Philadelphia voters yawned at the municipal primary Tuesday, trickling into polling places in small and unenthusiastic numbers.

"Everywhere I was today, turnout was fairly low," said City Commissioners Cochairman Al Schmidt. No figures would be available until several hours after the polls closed at 8 p.m., but it was clear that only a small fraction of eligible voters had participated.

The numbers were understandable, Schmidt said, given the peaks and valleys in the election cycle.

"We're coming off a presidential general election where turnout was north of 60 percent," said Schmidt. In comparison, municipal primaries almost always elicit a relative yawn.

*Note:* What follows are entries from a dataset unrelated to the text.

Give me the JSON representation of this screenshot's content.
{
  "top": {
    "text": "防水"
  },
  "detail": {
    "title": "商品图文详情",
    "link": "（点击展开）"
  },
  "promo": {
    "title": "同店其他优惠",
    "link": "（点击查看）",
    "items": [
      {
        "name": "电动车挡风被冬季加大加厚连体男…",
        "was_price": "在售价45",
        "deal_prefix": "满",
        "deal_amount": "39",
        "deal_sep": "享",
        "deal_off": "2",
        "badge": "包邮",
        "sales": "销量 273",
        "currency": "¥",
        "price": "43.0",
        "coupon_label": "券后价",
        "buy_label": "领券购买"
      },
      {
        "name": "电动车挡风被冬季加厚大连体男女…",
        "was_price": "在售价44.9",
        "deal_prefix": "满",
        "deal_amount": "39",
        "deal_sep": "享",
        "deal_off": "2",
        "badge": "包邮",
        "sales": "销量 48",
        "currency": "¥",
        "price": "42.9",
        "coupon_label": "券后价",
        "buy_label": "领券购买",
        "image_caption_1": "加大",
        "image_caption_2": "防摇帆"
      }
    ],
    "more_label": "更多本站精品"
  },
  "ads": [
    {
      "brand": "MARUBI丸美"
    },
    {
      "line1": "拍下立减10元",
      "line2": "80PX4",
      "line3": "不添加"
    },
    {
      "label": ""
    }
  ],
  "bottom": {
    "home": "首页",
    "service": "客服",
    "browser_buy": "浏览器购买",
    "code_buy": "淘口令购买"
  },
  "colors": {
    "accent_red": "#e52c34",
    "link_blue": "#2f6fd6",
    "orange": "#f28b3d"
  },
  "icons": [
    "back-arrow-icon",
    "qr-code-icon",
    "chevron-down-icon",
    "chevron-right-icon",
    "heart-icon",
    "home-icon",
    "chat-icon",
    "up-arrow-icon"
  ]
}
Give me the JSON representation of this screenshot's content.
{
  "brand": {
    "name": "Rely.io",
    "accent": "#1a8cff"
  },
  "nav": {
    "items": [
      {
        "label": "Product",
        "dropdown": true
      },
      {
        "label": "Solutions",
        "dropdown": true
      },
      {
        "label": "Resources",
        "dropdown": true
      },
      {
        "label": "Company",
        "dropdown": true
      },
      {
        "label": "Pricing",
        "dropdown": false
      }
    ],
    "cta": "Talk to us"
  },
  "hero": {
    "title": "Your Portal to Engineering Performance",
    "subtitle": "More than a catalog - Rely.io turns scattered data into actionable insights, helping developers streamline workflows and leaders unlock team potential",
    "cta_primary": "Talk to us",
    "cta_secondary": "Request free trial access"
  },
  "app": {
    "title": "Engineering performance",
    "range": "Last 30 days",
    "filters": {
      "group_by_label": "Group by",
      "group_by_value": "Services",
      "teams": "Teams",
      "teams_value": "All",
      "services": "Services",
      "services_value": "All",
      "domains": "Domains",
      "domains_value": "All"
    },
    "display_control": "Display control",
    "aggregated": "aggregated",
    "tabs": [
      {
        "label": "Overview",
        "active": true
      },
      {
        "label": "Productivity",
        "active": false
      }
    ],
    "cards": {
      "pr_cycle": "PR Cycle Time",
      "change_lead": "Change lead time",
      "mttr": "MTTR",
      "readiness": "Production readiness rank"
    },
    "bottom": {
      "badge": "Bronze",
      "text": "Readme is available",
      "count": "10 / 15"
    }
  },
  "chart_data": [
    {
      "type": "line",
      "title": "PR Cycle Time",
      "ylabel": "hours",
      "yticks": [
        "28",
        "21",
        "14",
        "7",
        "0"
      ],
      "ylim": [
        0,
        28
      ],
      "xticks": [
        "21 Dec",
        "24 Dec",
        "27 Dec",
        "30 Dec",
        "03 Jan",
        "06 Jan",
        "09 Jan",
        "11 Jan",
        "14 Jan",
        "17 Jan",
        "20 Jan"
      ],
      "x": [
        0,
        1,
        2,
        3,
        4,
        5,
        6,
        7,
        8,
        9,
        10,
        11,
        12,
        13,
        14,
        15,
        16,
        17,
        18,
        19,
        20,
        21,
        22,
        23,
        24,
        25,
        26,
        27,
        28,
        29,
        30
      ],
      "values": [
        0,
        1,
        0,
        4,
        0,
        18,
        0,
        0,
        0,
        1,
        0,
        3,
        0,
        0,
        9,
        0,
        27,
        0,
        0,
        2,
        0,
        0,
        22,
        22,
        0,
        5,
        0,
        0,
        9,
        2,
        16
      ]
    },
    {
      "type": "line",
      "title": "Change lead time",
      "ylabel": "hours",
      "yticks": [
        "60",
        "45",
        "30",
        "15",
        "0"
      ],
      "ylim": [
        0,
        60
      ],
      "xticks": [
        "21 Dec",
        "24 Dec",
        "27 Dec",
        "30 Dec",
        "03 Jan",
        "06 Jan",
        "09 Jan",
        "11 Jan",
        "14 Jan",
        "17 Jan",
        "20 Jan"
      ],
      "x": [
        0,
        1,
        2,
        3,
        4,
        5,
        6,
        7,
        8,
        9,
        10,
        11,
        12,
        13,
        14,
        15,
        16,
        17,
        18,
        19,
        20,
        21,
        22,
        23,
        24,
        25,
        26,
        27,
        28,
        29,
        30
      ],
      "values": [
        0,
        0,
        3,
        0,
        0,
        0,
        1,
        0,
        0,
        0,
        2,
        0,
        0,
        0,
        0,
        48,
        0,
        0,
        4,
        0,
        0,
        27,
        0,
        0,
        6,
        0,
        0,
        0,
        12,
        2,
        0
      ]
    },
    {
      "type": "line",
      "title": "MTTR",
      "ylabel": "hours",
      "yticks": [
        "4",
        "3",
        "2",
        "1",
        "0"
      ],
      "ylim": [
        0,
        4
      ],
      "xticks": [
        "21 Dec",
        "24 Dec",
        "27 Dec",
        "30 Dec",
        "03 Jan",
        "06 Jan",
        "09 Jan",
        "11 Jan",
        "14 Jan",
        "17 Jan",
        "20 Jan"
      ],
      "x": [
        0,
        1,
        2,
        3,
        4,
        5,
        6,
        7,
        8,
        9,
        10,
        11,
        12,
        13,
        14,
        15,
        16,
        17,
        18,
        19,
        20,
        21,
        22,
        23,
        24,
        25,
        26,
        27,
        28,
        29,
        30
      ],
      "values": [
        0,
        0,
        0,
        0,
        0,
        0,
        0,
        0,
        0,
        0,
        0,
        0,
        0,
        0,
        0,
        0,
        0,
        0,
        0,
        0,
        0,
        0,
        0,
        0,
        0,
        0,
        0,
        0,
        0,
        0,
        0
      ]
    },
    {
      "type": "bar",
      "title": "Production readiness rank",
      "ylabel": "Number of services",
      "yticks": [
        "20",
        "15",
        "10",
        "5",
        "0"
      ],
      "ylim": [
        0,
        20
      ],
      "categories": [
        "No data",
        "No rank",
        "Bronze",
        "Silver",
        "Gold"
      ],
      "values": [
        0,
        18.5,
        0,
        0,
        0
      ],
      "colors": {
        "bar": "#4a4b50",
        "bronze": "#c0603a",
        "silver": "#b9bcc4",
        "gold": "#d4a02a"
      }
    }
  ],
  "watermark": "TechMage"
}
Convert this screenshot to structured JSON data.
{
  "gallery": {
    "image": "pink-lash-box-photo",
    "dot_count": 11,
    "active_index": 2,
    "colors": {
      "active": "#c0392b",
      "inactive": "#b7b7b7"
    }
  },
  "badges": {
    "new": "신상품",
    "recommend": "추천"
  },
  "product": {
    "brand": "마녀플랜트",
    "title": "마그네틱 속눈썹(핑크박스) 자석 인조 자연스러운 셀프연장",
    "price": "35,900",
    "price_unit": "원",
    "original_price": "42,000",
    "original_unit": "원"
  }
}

In 2009, Schmidt said, 13 percent voted in the municipal primary, so he did not expect Tuesday's election - which had no ballot questions, no challenger for district attorney, and no City Council or mayoral contests - to be much different.

Valerie Ross, who works at the Beasley law firm, said she never misses voting. But Ross, 53, said she was unsurprised that so few others cared to decide which judges and controllers should run in the general election.

"It could be," Ross said, "that everyone is turned off by the mess in Traffic Court."

Judging from a sporadic sampling of voters in Center City, however, the populace was not so much turned off as tuned out.

"I didn't know there was an election today," said Edward White, a graduate of Lincoln Technical Institute. White, wearing a black T-shirt that read, "Because I don't Care doesn't mean I don't Understand," said he was busy looking for a job.

The last time he voted, he said, was in 2008.

The battle for city controller, between incumbent Alan Butkovitz and opponents Brett Mandel and Mark Zecca, failed to inspire the same civic buzz that Barack Obama did then in his joust with John McCain.

Throughout the city, the biggest excitement at most polling places Tuesday was watching the pepperoni shrivel on pizza.

"The election is terrible," said Marlene Bloom, 78, who has worked the polls at Trinity Memorial Church at 22d and Spruce Streets since the 1970s. Sitting behind the table where she had spent the long, uneventful day in appropriately pallid light filtering through stained-glass windows, Bloom called this election the worst she had seen.

Rhona Gerber, the majority inspector at the poll, commiserated.

"There's general apathy. It's disheartening," said Gerber, thumping her hand on the table. "In other parts of the world, people fight to vote."

At Robeson High School in West Philadelphia, election judge Lula Cowans reported, "It's slow. Very, very, very, very, very slow. It's never this slow."

By midafternoon, only eight voters out of the more than 1,000 registered had cast ballots.

"I don't know if it's not enough advertising or what," Cowans said, "but it's very slow."

In the run-up to big elections, voters may complain when political ads flood the airwaves. They may direct the mudslide of campaign literature straight from the mailbox into the recycling bin. But trying to explain the colossal apathy Tuesday, several observers pointed to the lack of those candidate commercials and glossy pamphlets.

At her lonely post waiting for voters to arrive at Penn Rehab Center in the 3600 block of Chestnut Street, worker Bilal NuMan-Lloyad said part of the problem was that the election "wasn't on TV at all."

In Center City, Anna Irwin, a 28-year-old resident in anesthesia at Thomas Jefferson University Hospital, said, "Usually, around election day, people are passing around stuff." Since no pamphlets and fliers drifted into her field of vision, Irwin said, the election passed her by.

Wearing her hospital scrubs as she stopped to grab a salad at an outdoor cafe, Irwin noted that in fairness to the politicians, her intensive work schedule has kept her out of the loop.

"I have no time off," she said.

Others who do have plenty of time, though, were just as detached.

"My mom told me about the election just last night," said James Shannon, who said he did not plan on visiting his polling place in Frankford. Soaking up the sun outside a Kmart, Shannon, 45, who is retired from the Army, said the Traffic Court scandal had upset him.

"I don't think it is right for judges to be fixing people's tickets," he said. But Shannon has taken the pox-on-all-their-houses approach to elections.

"I haven't voted in a long time. I really haven't found anyone worth voting for."